March 3, 2024

■  Rimaliza A. Opiña 

Smoking in homes and neighborhoods remain prevalent despite gains in regulating the use of tobacco products and vape in business establishments, private, and government offices, an assessment report funded by the World Health Organization-Western Pacific Region showed.

In an assessment report covering 2022 and 2023 on the effectiveness of the smoke-free policies of the local governments of Baguio and La Trinidad, and Buguias in Benguet by Drs. Donnabel Panes, Nelson Hora, and Ma. Cecilia Agpawa in collaboration with Health Justice, a non-stock, non-profit organization, showed many people continue to be exposed to secondhand smoke due to unregulated and unmonitored smoking in private spaces in homes and neighborhoods.

The report showed unregulated smoking in private and enclosed spaces undermine the gains of LGUs that have adopted measures to regulate the use, advertising, and sale of tobacco products.

The assessment report focusing on enforcement, compliance, and exposure showed while all three LGUs have “smoke-free” ordinances, environmental tobacco smoke exposure or second-hand smoke exposure is an issue that have to be addressed in order to lessen the number of people exposed to the dangers of inhaling tobacco smoke.

In samplings of 30 respondents per category – enforcement, compliance, exposure, per LGU, the report showed Baguio has the lowest exposure to environmental tobacco smoke: 10 percent in workplaces, seven percent in food establishments, three percent in public transport, and 38 percent within houses.

For La Trinidad, 22 percent are exposed in food establishments, 27 percent in workplaces, 20 percent in public transportation terminals, and 27 percent in homes and neighbors.

For Buguias, 23 percent in workplaces, 16 percent in food establishments, 21 percent in public transportation, and 21 percent in homes.

Buguias also scored the least in compliance with its smoke-free policy at 61.2 percent.

Indoor and outdoor smoking remains prevalent despite a smoke-free ordinance at 81.4 percent and 76.7 percent, respectively. Enforcement of smoking prohibition is only 20.4 percent, and tobacco sales and advertising are high at 85 percent and 96.7 percent, respectively. 

To address tobacco smoke exposure at homes, the researchers recommended development of smoke-free approaches in private places.

For Buguias, the researchers recommended for the LGU to step up the implementation of its smoke-free policy by adopting fines for violations and strengthen its regulation of the sale of tobacco and other nicotine-laden products.

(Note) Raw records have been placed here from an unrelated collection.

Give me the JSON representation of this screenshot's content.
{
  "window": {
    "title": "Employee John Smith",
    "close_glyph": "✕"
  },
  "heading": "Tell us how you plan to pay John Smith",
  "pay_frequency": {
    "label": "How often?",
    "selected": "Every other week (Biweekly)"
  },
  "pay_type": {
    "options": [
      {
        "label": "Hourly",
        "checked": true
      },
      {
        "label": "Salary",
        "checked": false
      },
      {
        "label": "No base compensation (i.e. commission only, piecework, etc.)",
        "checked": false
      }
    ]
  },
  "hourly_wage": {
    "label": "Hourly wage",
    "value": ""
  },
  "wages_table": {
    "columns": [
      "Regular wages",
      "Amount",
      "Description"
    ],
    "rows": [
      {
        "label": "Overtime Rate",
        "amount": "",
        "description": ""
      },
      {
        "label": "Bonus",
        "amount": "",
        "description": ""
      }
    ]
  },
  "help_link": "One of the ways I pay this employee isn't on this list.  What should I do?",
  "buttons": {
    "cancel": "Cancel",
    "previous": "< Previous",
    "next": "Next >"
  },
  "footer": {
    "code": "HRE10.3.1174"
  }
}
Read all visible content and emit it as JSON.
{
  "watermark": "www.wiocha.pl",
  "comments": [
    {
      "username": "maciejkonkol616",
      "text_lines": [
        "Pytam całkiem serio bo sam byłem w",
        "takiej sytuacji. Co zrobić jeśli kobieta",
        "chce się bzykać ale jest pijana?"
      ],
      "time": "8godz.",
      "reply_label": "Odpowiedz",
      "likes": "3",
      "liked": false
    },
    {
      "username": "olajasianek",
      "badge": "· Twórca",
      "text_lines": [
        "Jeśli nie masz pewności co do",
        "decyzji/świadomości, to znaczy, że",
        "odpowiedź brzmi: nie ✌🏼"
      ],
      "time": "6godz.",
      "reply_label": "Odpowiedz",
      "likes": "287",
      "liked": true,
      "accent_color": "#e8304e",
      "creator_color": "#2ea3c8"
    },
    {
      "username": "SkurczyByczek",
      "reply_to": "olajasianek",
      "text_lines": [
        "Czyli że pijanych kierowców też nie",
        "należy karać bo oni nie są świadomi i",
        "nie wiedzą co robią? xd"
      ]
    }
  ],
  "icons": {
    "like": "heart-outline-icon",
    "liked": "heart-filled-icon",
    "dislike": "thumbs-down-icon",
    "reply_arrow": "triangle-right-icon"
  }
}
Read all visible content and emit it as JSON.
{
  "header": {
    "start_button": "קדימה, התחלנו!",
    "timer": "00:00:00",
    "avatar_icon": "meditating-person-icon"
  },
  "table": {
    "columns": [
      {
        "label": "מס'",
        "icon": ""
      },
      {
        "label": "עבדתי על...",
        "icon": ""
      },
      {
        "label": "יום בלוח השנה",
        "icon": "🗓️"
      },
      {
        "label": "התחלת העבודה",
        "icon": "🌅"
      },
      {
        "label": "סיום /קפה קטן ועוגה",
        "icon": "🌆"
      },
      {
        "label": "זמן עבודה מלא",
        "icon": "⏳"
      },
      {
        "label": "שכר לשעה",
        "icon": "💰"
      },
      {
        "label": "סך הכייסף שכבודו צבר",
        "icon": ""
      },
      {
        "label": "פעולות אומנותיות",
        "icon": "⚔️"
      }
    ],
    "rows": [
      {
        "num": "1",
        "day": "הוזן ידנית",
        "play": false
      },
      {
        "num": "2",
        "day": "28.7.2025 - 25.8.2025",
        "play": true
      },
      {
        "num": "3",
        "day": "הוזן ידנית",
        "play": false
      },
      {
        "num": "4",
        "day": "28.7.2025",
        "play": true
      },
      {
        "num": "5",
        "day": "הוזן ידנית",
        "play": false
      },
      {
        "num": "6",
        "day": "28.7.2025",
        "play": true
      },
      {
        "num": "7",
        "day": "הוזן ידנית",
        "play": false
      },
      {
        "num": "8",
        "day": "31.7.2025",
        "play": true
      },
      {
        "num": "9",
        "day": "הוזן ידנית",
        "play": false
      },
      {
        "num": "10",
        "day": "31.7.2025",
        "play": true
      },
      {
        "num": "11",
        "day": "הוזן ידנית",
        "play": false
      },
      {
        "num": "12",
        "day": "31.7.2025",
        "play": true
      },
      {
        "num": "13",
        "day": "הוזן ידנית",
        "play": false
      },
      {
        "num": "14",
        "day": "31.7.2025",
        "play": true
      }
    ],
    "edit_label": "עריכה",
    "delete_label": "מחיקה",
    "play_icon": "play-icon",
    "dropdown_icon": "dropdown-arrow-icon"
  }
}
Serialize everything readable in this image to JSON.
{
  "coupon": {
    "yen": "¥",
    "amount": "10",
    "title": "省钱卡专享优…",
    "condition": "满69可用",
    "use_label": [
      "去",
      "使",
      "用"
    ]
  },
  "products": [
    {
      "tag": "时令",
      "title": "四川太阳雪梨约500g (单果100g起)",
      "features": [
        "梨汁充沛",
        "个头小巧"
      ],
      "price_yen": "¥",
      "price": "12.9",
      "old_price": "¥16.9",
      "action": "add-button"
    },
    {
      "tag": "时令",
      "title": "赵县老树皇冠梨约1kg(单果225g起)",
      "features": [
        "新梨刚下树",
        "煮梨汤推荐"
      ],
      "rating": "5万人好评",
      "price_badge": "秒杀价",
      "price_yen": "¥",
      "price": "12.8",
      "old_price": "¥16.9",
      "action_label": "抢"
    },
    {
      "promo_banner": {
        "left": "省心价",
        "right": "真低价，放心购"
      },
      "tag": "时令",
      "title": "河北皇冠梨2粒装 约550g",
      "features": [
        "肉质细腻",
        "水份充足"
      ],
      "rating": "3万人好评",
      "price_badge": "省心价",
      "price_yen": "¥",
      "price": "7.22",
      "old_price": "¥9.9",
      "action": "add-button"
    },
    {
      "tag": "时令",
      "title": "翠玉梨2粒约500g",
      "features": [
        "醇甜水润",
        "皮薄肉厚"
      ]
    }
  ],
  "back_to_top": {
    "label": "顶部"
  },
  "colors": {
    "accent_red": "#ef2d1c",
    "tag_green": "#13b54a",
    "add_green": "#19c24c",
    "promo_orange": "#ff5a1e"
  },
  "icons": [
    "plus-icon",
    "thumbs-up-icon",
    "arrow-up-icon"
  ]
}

The Centers for Disease Control and Prevention warned that exposure to secondhand smoke could cause heart disease, stroke, lung cancer, reproductive health problems, sudden infant death syndrome, and can trigger asthma attacks, among other illnesses.

The researchers also reported some gains in the smoke-free policy of the government.

Baguio has the highest level of compliance among the three LGUs which showed a 69.7 percent adherence to the smoke-free policy, 93.3 percent no active smoking outside premises, 23.6 percent no smoking within premises, 98.3 percent no selling of tobacco products within the premises, and 100 percent absence of any form of tobacco advertising.

For La Trinidad, 63 percent compliance with smoke-free policy. It also scored the high on indoor smoking ban, ban on tobacco sales within establishments, and regulation of advertising at 84.1 percent, 93.3 percent, and 100 percent, respectively.